Fabrizio Zilibotti (born September 7, 1964) is an Italian economist. He is the Head of the Chair of Macroeconomics and Political Economy of the University of Zürich's Department of Economics. Zilibotti was previously Professor of Economics at University College London and at the Institute for International Economic Studies in Stockholm. A former managing editor of the Review of Economic Studies, he is the chief editor of the Journal of the European Economic Association, and an Associate Editor of the Journal of Economic Growth and of China Economic Review. He is a fellow of the Econometric Society and of the CEPR, and a member of the Academia Europaea. He is the academic director of the UBS Center for Economics in Society. Starting January 1 2014, Zilibotti, will be the vice president of the European Economic Association.
His research interests include economic growth and development, the economic development of China, political economy, macroeconomics, financial economics, and industrial organization.
He has published papers in the American Economic Review, Econometrica, Journal of Political Economy, Quarterly Journal of Economics,Review of Economic Studies, Economic Journal, European Economic Review, International Economic Review, Journal of Monetary Economics, Journal of Economic Theory, Journal of Economic Growth, and Journal of the European Economic Association.

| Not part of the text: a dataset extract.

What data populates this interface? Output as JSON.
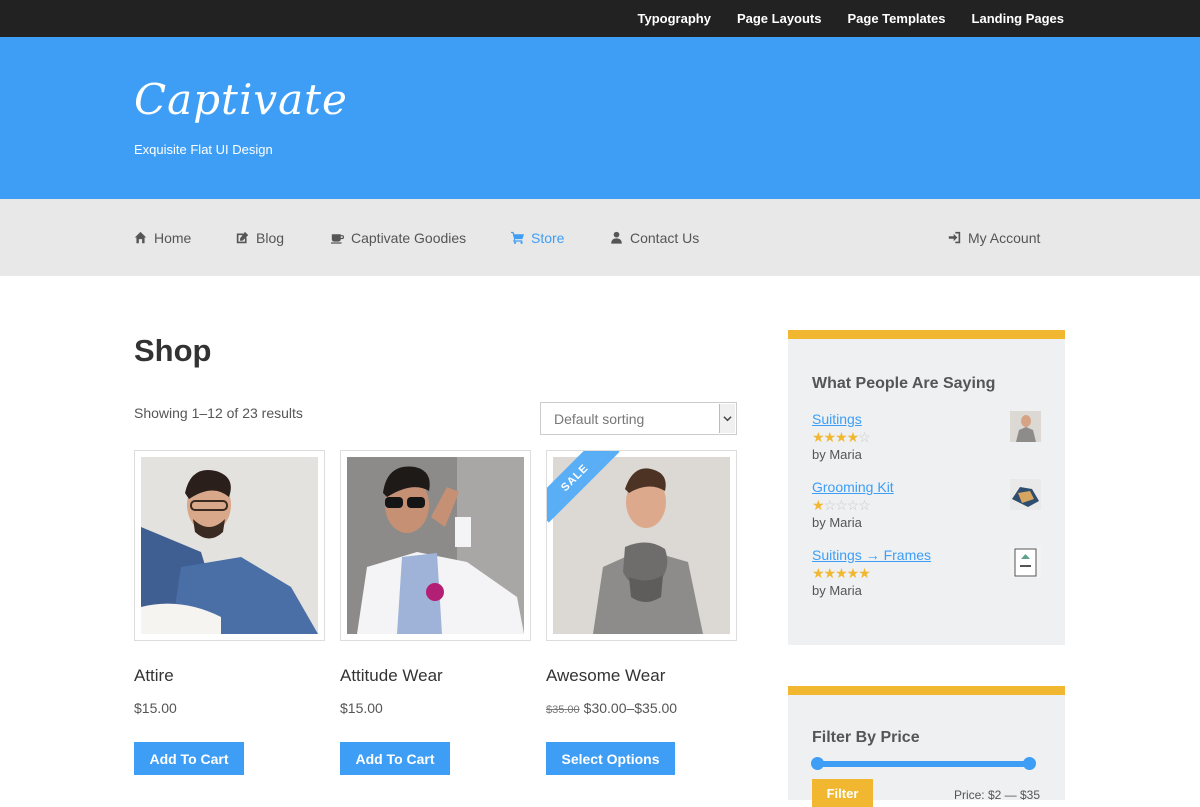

In 2009, Zilibotti received the Yrjö Jahnsson Award of the European Economic Association for “greatly [improving] our understanding of how technological innovation affects economic growth at different stages of economic development. He also contributed to the positive analysis of the welfare state, explaining how economic and political forces interact to shape government redistribution.". Zilibotti shared the prize with John van Reenen of the London School of Economics.